"The unfulfilled promise [of American life] is the gap between the rights in the Declaration of Independence and the Constitution and the enactment of those rights in the lives of all its citizens," Wedgeworth said, beginning his address entitled "Ambiguities and Contradictions in American Life: An African American Perspective."
The award-winning librarian and Wabash trustee emeritus told the story of the lecture’s namesake, who was "bound over in service" to repay a debt his father owed. Working for no pay to fulfill that debt, Evans nevertheless graduated from high school and attended Wilberforce University, the nation’s oldest historically black college. He went on to teach and to become principal of several schools in Indiana and St. Louis, attending and graduating from Wabash by attending classes on Saturdays.
Evans was not unlike some of Wedgeworth’s personal heroes—the men who taught him at the all-black Lincoln High school in Kansas City, MO.
"We were raised for export," Wedgeworth said. "Our teachers did an excellent job in preparing us for a world in which they didn’t actively participate."
The evening’s agenda included the presentation of the John Evans Award to Jeffrey Cusic ’87. The award, chosen by nomination of the MXIBS alumni, is given to an alumnus "who has made distinguished contributions to his field."
MXIBS co-founder Keith Nelson ’71 was presented with The 416 Award, named after the original location of the Institute and given to an alumnus "who has made contributions of continued support for and involvement with the MXIBS."
The evening concluded with another recognition of the heritage of the MXIBS, as current students gave pins bearing the MXIBS logo to the founding members of the Institute, who had returned for the weekend’s reunion.

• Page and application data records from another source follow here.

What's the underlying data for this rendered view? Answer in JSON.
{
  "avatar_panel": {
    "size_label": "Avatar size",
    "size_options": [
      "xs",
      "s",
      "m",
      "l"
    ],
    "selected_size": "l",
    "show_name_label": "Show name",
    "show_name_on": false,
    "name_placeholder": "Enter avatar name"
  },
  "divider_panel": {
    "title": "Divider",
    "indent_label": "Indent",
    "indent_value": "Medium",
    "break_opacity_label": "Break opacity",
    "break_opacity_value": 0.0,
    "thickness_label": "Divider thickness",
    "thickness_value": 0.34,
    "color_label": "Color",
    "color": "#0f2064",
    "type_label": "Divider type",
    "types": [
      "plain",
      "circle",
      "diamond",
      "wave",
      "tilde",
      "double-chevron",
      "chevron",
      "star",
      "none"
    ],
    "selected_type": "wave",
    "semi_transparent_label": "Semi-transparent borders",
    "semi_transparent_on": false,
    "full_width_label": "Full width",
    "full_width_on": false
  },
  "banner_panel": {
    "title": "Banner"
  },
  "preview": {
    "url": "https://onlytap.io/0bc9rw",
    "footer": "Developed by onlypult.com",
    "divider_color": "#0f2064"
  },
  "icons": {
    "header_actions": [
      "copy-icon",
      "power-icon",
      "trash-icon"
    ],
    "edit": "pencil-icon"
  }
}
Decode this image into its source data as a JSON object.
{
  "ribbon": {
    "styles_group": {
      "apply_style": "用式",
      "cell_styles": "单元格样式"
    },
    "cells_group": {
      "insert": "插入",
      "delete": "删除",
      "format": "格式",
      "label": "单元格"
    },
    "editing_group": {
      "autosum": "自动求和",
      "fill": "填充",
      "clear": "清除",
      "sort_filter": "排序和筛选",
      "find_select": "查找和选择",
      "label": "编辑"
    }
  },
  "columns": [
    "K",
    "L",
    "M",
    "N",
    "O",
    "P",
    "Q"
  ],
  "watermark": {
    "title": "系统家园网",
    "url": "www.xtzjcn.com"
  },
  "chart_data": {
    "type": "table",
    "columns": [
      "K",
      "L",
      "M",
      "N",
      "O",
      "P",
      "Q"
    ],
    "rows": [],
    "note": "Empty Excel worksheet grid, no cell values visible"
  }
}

One of those receiving his pin, former Wabash Professor and MXIBS co-founder Findley Campbell, had opened the program with an invocation:
"The Malcolm X Institute of Black Studies, along with other Centers and Programs, shows our commitment to a complete vision of the human race and our opposition to all forms of separatism and inhumanity and inequity related to race, gender, and economic circumstances."
Dean for College Advancement Joe Emmick also presented pins to those who have supported the MXIBS program fund, which sponsors the weekend’s Alumni Reunion, the John Evans Lecture Series, and many other MXIBS events.
"To date, you have given over $17,000 to the MXIBS program fund," Emmick said. "More important than the amount given, though, is what those gifts make possible for our students. I invite you to wear this pin in recognition of your gift and as a reminder of the ways in which your support transforms our students' lives."
Read the entire text of the Evans lecture here.